Dr. Gronenborn was trained as a chemist and received both her undergraduate and PhD degrees from the University of Cologne, Germany. Her interest in NMR spectroscopy originated in her graduate work that focused on quantum mechanical calculations of NMR parameters.  She moved to London in 1978 for post-doctoral training at the National Institute for Medical Research (NIMR) and joined the Institute as a member of the Scientific Staff in the Division of Molecular Pharmacology/Physical Biochemistry.  In 1984, she took up a position at the Max-Planck Institute in Munich as head of the Biological NMR Group. In 1988, she relocated her group to the NIH and became Chief of NIDDK’s Structural Biology Section.  Throughout her career, Dr. Gronenborn has developed NMR methodology for structure determination of biological macromolecules, and some of the first protein NMR structures submitted to the Protein Data Bank (PDB) came from her laboratory.

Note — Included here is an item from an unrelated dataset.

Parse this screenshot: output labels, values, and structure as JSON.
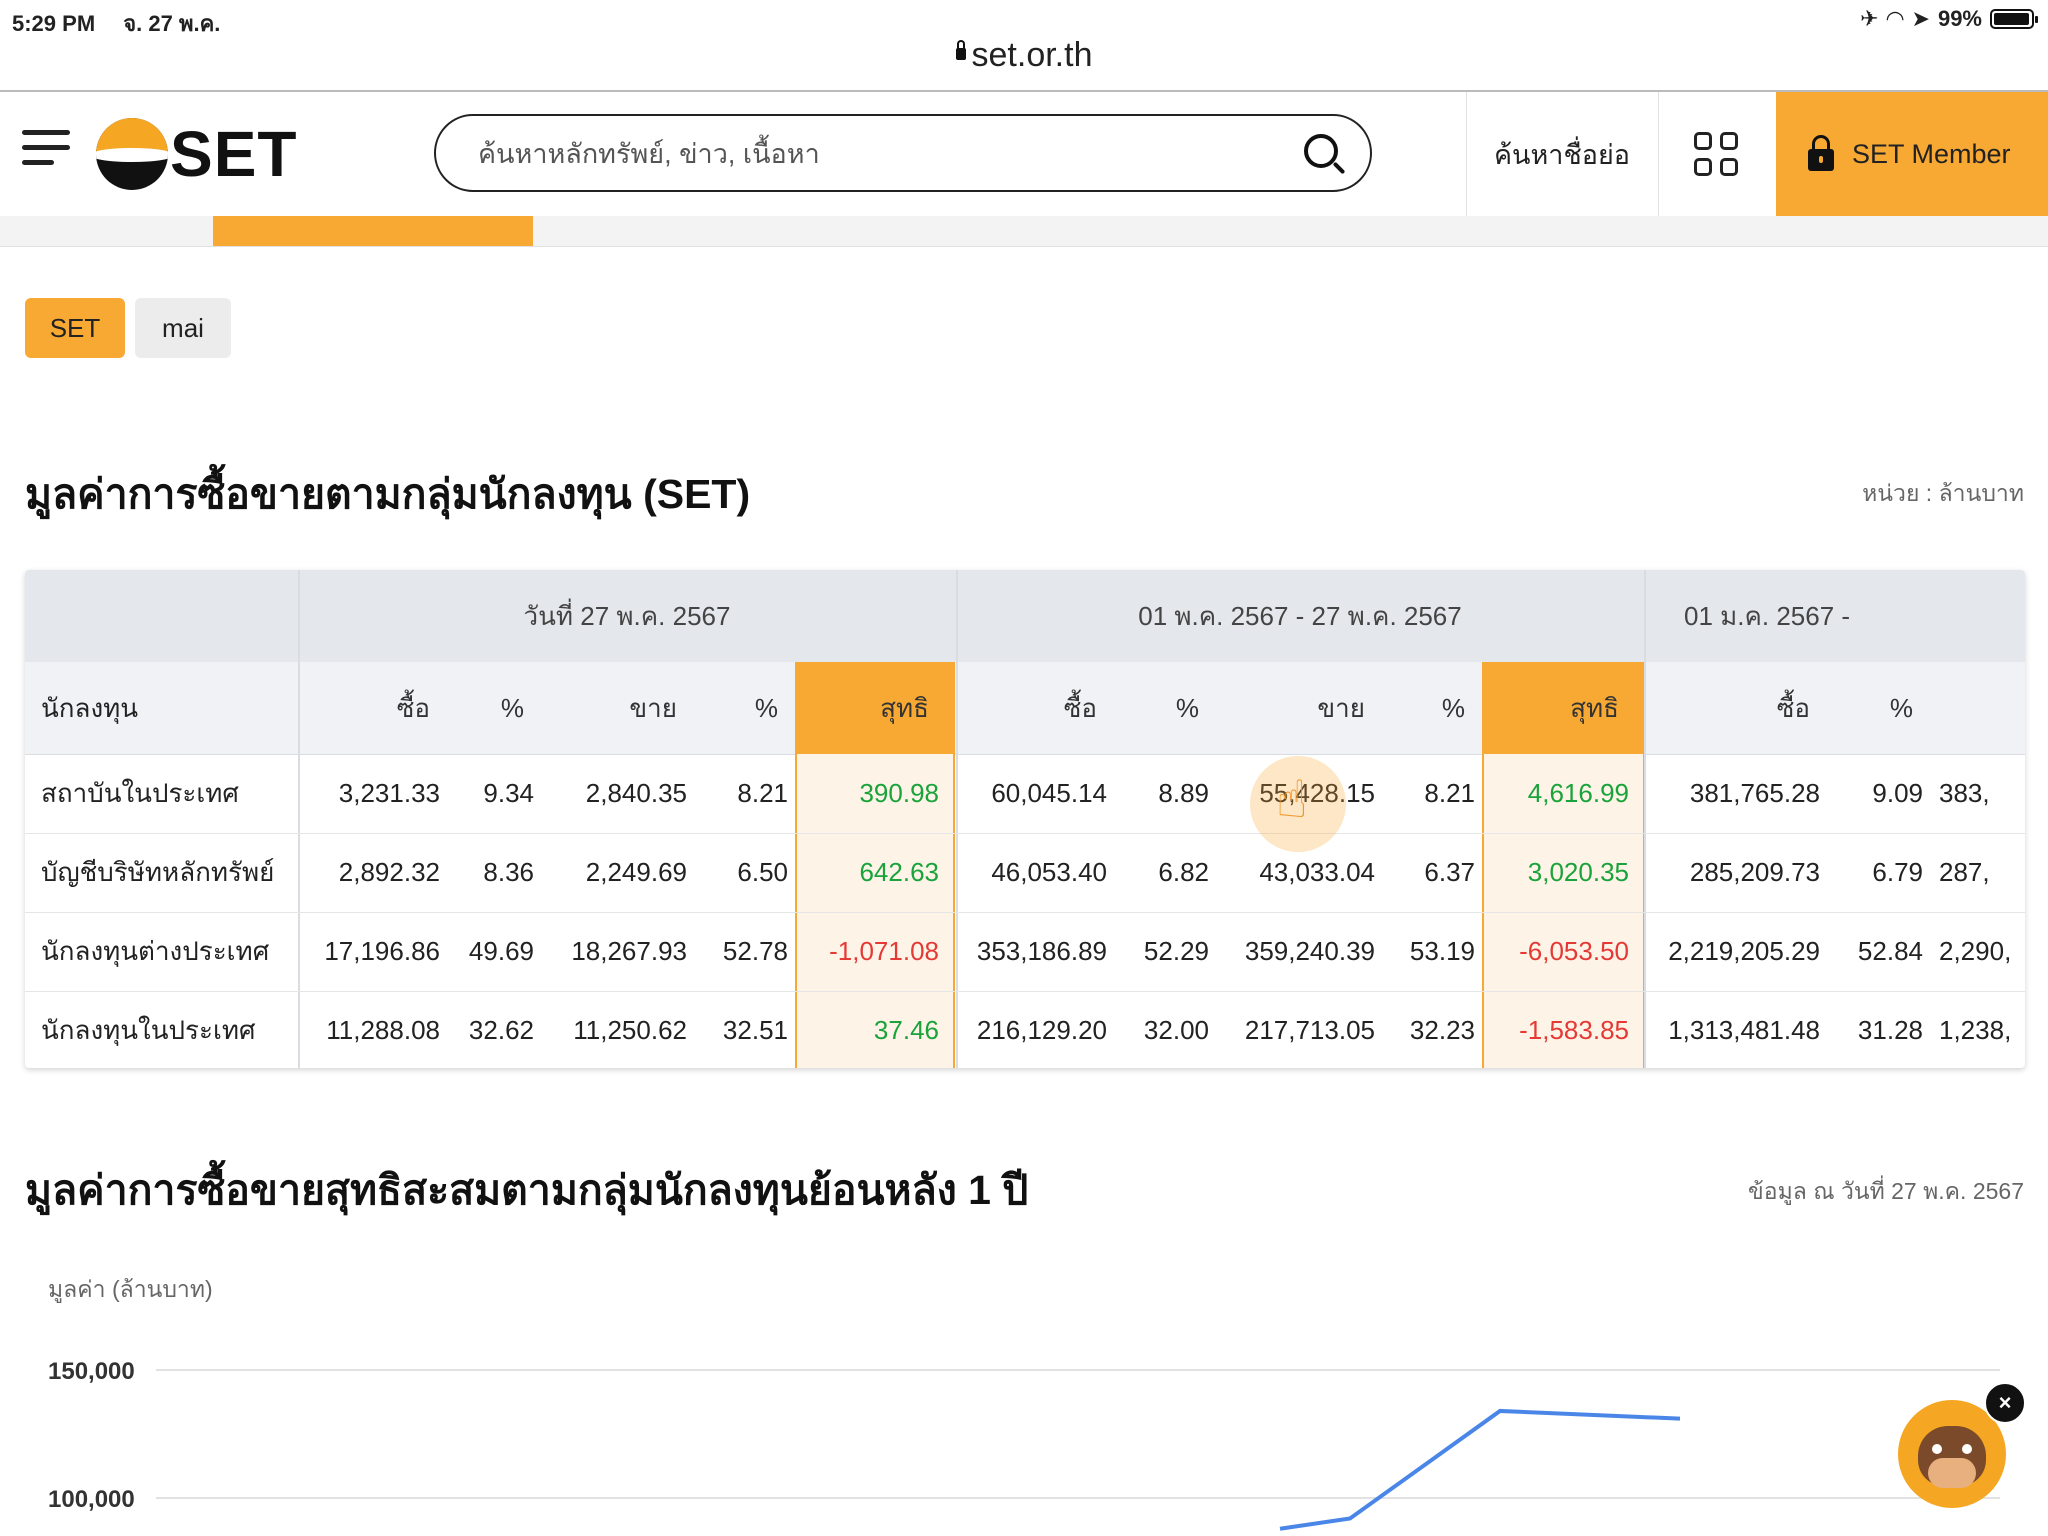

Dr. Gronenborn is an Elected Fellow of the Royal Society of Chemistry, U.K., and the American Association for the Advancement of Science. She is a member of the Washington and New York Academies of Sciences and was elected to the National Academy of Sciences in 2007.

Dr. Gronenborn’s extensive bibliography comprises >400 peer-reviewed publications, including structural studies on interleukins, chemokines, the human testes-determining factor SRY, the tumor suppressor protein p53, various transcription factors and enzymes, and several HIV-encoded proteins including integrase and protease. In addition to structural studies on specific macromolecules, a substantial number of publications concern methodological contributions to NMR technology and provide insight into how best to apply NMR to elucidate important problems in the biosciences. In recent years, Dr. Gronenborn has focused on extending the application of NMR to the study of larger macromolecules and their complexes and investigates the structural basis of carbohydrate recognition. In the area of HIV research, Dr. Gronenborn directs the Pittsburgh Center for HIV Protein Interactions (PCHPI).